Brassaï was, in the words of photo-historian Christian Bouqueret, the photographer "of a new world," that being, a world "where night is no longer night and where light brutally and loudly bursts forth [...] making things visible where before there was only speculation." In this picture, Brassaï was fascinated by the way electric light shone on the street pavement revealing the undulating pattern of cobblestones that both defined the gutter and guided the stream of sewer water down the deserted street. He allowed the indirect lighting on the pavement to soften the effect of the bright streetlights.
Inspired by Kertész, Brassaï wanted to photograph the city at night with systematic discipline and with poetry. Kertész took his photographs of the Seine at night using a half-hour exposure.
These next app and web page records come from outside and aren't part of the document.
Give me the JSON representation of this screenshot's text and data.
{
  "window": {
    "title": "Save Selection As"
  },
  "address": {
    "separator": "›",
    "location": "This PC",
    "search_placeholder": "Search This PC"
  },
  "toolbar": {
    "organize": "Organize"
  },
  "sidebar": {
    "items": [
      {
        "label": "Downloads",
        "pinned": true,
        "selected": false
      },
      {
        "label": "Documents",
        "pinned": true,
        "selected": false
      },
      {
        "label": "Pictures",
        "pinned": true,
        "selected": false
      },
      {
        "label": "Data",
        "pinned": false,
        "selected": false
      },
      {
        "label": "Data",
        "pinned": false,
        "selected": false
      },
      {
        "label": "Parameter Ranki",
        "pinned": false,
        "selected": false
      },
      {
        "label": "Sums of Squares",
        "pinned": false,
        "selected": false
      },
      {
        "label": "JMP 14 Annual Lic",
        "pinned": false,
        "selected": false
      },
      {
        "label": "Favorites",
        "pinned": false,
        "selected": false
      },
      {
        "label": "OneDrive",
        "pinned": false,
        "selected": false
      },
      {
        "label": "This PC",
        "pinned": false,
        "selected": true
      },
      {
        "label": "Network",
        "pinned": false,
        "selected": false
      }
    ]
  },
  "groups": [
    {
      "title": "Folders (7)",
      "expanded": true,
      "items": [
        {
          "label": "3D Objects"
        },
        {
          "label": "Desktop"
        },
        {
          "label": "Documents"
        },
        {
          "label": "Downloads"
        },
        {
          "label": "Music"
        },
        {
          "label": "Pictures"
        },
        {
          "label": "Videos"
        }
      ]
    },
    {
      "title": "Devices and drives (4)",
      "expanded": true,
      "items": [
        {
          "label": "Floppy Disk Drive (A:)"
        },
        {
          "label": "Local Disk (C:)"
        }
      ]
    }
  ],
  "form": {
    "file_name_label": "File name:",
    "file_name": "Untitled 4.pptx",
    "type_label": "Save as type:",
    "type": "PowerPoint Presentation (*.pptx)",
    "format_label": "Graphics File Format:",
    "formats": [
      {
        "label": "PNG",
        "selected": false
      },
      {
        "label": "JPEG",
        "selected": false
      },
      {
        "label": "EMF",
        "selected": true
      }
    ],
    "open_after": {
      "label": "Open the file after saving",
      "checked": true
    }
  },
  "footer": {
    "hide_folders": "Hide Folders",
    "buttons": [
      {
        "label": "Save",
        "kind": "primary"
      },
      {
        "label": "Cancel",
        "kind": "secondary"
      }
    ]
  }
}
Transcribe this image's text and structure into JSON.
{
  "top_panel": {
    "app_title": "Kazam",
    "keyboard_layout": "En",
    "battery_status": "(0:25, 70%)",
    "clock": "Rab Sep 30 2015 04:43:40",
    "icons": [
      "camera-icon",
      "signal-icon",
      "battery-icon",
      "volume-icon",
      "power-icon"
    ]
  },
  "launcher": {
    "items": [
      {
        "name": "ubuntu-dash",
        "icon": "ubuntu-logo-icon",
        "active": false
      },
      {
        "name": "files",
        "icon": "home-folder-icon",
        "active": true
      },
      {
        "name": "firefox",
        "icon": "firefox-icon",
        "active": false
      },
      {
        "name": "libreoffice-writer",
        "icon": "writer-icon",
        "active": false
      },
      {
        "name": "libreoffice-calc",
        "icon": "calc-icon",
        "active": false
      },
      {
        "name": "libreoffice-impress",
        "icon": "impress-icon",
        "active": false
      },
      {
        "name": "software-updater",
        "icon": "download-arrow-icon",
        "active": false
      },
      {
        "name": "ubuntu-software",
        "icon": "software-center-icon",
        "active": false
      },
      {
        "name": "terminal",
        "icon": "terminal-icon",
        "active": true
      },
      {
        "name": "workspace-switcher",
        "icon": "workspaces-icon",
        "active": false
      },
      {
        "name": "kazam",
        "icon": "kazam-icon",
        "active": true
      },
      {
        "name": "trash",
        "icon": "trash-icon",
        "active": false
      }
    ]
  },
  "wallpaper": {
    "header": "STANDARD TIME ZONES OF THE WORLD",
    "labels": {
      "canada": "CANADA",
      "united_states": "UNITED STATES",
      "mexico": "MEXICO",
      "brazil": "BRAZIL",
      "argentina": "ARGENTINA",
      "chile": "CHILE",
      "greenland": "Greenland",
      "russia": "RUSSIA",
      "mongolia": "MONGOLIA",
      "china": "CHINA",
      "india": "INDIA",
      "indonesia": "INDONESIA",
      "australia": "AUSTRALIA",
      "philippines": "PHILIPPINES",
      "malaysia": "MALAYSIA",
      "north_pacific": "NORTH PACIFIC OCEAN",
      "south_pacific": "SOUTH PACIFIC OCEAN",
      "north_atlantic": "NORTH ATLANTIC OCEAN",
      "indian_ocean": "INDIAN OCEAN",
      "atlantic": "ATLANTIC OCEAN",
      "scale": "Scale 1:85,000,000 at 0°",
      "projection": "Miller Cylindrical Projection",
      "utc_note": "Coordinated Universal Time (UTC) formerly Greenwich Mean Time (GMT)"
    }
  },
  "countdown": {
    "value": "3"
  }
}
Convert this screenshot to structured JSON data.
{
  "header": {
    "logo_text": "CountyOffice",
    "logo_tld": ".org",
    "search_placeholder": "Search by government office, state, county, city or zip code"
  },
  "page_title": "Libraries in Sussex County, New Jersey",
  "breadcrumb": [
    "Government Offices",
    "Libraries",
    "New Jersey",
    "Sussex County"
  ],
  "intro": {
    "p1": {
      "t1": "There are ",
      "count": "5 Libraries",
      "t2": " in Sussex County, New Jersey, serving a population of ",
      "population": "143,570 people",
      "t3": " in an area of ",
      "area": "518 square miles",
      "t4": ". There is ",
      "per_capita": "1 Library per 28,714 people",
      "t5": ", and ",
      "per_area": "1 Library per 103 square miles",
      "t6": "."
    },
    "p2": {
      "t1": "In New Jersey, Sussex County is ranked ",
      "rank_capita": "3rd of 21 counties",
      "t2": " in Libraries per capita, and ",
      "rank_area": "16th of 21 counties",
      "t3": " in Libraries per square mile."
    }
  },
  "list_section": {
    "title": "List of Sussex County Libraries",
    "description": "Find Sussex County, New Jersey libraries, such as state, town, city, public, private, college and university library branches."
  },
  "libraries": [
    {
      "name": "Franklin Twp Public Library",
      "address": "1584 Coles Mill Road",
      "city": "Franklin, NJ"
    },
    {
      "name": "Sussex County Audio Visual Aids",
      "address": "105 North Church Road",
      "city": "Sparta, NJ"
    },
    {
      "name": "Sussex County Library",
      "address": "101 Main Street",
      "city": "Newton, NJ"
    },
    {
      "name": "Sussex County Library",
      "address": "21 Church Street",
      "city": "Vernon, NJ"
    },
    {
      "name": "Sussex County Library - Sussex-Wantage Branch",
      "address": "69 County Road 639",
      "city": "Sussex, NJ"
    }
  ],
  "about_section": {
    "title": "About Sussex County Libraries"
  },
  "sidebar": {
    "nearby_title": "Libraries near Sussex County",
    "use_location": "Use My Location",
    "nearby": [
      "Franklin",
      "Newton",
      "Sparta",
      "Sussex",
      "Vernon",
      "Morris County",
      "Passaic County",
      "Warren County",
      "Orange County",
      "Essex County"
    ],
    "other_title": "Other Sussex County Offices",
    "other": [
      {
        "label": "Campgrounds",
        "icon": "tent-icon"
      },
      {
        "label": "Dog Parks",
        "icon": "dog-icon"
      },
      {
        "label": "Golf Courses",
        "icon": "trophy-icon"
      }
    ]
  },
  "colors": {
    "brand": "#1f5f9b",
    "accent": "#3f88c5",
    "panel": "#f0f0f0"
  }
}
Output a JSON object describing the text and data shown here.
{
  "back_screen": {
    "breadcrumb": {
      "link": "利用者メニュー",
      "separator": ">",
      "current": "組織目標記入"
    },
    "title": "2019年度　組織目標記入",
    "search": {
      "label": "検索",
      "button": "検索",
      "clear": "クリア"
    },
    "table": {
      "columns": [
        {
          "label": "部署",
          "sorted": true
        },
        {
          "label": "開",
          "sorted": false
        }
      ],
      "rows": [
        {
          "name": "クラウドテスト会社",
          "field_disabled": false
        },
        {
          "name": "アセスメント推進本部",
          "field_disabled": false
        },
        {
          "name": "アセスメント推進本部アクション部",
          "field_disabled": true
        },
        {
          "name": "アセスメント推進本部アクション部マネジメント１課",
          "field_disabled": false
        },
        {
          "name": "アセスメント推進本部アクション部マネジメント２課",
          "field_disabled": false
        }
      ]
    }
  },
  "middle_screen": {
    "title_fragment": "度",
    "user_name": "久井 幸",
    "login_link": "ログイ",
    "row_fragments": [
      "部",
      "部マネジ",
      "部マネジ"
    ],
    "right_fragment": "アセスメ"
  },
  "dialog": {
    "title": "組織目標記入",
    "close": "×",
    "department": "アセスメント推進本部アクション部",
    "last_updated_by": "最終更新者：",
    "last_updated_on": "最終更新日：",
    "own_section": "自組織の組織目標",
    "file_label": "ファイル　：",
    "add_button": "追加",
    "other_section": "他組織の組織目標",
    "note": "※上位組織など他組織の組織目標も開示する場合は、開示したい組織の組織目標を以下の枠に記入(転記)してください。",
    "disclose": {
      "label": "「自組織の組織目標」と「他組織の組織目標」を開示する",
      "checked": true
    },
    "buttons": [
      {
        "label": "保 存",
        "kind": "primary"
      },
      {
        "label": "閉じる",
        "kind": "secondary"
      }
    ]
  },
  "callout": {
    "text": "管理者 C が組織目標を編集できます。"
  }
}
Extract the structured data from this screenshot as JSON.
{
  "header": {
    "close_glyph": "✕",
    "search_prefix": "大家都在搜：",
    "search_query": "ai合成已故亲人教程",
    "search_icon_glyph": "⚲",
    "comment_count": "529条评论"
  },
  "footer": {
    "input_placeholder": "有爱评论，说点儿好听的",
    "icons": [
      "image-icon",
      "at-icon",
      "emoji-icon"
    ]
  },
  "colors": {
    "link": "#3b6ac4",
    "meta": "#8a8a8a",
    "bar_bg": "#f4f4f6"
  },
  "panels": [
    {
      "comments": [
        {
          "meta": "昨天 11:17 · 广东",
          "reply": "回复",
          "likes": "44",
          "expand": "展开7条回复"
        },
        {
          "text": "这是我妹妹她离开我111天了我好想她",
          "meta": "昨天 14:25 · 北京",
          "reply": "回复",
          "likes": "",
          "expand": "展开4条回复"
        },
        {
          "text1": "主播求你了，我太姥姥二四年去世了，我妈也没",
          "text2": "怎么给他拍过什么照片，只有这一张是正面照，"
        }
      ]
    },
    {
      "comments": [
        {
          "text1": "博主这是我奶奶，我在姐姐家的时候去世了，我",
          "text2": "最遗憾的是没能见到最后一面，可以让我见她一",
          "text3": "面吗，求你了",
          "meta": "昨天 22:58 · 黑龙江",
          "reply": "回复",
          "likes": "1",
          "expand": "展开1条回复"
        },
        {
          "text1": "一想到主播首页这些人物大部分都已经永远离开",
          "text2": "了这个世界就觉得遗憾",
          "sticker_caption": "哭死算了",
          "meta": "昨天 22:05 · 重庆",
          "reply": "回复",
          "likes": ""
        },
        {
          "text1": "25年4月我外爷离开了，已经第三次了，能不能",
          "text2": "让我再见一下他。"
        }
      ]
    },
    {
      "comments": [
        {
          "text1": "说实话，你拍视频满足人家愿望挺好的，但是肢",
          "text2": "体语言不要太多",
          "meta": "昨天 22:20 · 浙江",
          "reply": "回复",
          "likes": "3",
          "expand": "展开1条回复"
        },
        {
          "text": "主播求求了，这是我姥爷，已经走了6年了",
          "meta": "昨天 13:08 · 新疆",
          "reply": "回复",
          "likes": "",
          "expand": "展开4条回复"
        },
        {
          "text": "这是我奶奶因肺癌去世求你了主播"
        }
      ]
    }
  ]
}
Brassaï chose a larger-format Voigtländer camera with the aim of using a longer exposure time too, though this approach required a more calculated and thoughtful use of the camera and a special handling of lighting. Caught in the transition from gaslight to electric light; from the Belle Époque to the modern age, nighttime Paris became Brassaï's main subject for six years. He photographed the city's historical churches and monuments, its parks and cemeteries, from north to south, from both sides of the Seine, and from multiple perspectives in all seasons and weather, but his nighttime photographs of outdoor locations only rarely included human figures.
The cyclist (a delivery boy) has stopped to admire an enlarged headshot of the iconic German film star Marlene Dietrich which adorns the side of a building. Brassaï's street photography was usually precise and descriptive of how people moved about and interacted with the Parisian cityscape. As Brassaï eloquently explained: he had "always sought to immobilize movement, to freeze it in physical form, to give people and things that grandiose immobility of which only cataclysms and death are capable." Unlike, say, Walker Evans or Berenice Abbott, Brassaï did not however treat everyday signage - shop signs, cheap cafés, and advertisements and so on - as meaningful vernacular objects. Rather, he was fascinated by Paris per se: but in its mundane details (e.g. the pavement, street lamps), found objects (e.g. metro tickets) and in the behavior of the different social classes. In the words of Brassaï's friend, Henry Miller, "the walls, the griffonages, the human body, the amazing interiors, all these separate and interrelated elements of the city form in their ensemble a gigantic labyrinthian excavation." As rich in poetic images as Paris was, Brassaï's focus on everyday scenes also fulfilled the more practical demands of meeting commissions for the illustrated press.